The Walk of Fame: Hollywood Boulevard and its star-studded sidewalk are always worth a stop.

Amazing view from the window.

Nickel sets off on Highway 101. He then takes the 405 heading northeast before hitting Las Virgenes Road and snaking down to the Pacific Coast Highway, where the Malibu Country Mart is located. With the sun beating down now, a little refreshment at SunLife Organics is in order before starting on the shopping. While ­waiting for his “vital shake” (with kale, of course – currently the “in” vegetable), he chats to the service personnel, who he knows well. The four people behind the counter are clearly impressed by the S 560 parked outside on the street. The other guests will just have to wait a moment for their drinks, while the team admires the vehicle through the window.

The sea is relatively calm.

Thomas Nickel owns several cars, among them a 1967 Chevrolet Impala and his most recent acquisition, a 1990 Nissan 300 ZX. But his favourite for this month is the Mercedes-Benz S 560 Cabriolet, a car that suits these surroundings like no other. Luxury, poise, nonchalance and an elegant dynamism – the open-top S-Class is the four-wheeled embodiment of Californian living. In fact, Thomas Nickel has been a Mercedes fan since he was a small child. Once, when he was in hospital with a torn ligament, he talked the man he was sharing a room with into selling him his 280 S model W 116. In the 1980s and 1990s, he tended to drive 123 models. “My favourite was the 280 CE,” he explains, flashing that big grin again.

He heads into the vintage clothes shop across the road.
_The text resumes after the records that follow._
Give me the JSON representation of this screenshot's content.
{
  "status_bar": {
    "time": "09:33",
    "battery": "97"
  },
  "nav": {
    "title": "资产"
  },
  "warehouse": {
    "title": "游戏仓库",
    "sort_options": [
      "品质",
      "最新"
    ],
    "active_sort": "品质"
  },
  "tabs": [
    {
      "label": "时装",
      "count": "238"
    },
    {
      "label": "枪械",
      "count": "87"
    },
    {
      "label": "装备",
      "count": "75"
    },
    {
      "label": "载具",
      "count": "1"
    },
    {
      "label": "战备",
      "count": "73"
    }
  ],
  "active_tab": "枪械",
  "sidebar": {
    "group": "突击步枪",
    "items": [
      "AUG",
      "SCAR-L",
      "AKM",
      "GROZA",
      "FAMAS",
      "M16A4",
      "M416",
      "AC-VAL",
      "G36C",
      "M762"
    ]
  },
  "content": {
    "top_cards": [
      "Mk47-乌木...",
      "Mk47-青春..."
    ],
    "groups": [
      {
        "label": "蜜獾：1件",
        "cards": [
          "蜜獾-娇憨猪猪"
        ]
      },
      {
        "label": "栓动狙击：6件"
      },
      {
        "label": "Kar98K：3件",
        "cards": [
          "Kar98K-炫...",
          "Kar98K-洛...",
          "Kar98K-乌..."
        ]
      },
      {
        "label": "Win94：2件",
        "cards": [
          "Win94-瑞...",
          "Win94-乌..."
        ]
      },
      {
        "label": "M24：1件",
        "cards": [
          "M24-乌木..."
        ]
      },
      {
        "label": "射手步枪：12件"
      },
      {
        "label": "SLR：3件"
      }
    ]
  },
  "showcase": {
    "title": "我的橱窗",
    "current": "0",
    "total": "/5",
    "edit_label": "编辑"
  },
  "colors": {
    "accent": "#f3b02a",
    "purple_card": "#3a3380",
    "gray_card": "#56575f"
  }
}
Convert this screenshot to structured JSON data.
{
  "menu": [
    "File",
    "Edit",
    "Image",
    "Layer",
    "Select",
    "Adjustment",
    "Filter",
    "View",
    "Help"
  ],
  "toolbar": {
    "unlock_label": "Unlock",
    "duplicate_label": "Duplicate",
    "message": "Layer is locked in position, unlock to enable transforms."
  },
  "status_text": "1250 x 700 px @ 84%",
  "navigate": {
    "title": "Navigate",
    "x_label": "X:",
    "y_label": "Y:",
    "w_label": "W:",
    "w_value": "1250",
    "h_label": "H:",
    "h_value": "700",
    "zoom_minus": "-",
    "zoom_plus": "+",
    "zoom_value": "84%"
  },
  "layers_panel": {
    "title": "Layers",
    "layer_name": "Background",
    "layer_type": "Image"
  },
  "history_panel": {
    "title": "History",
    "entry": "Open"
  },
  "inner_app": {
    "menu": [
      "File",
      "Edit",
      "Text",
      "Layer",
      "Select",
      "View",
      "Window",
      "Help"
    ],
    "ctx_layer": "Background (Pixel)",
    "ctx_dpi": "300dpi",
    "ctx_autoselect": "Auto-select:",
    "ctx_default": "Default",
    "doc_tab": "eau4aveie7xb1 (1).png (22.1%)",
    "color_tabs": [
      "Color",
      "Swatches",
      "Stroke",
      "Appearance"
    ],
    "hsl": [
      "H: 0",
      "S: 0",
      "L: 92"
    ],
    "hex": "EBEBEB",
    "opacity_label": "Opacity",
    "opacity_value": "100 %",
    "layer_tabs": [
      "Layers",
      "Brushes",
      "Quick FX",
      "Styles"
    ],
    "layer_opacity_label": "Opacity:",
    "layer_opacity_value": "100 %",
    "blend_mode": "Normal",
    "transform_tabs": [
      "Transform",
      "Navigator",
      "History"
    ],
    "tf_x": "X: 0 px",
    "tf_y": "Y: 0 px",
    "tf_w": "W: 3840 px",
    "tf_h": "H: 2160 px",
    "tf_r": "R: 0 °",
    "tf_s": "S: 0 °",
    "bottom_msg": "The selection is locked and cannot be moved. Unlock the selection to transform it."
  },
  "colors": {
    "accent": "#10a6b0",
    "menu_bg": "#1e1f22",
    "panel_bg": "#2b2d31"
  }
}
The place isn’t very busy on this Monday afternoon. But Nickel can’t settle on anything here, so he moves on to the neighbouring surf shop, then down to Zuma Beach. Although the beach is extremely popular with locals, it isn’t very busy at this time of day. In fact, it’s even emptier than the farmers’ market. There are no signs of the families that spent the last day of the weekend here together yesterday, or of the besotted couples gazing into each other’s eyes at sunset. The sea is relatively calm today, and Nickel is irresistibly drawn to the water with his surfboard. Having caught a few waves, he sits back down on the beach and stares out to sea. The beeping of a cleaning truck awakes him from his daydream.

Pure indulgence: after a quick snack at Urth Caffé, it’s time to get the sunglasses on and hit the road – though there’s no rush.

Just breathe.

He breathes in deeply. The days are still short on the American Pacific coast, and the late afternoon sun is already drawing in on the horizon. Before heading home to work at his desk, Thomas Nickel indulges in a quick spin up the Pacific Coast Highway and through the many deserted canyons along its path. One of his favourite stretches is a few miles north and runs through the canyon at Deer Creek. Just before the Point Mugu navy base, where traffic checks are rare, you could be forgiven for yielding to the temptation to put pedal to the metal. But there’s none of that today. Not in this dream of a car.

With the draught-stop down, Nickel just lets the eight-cylinder S-Class breathe. There is no better way to end the day than with a dusk cruise through the illuminated Malibu Hills.

More information.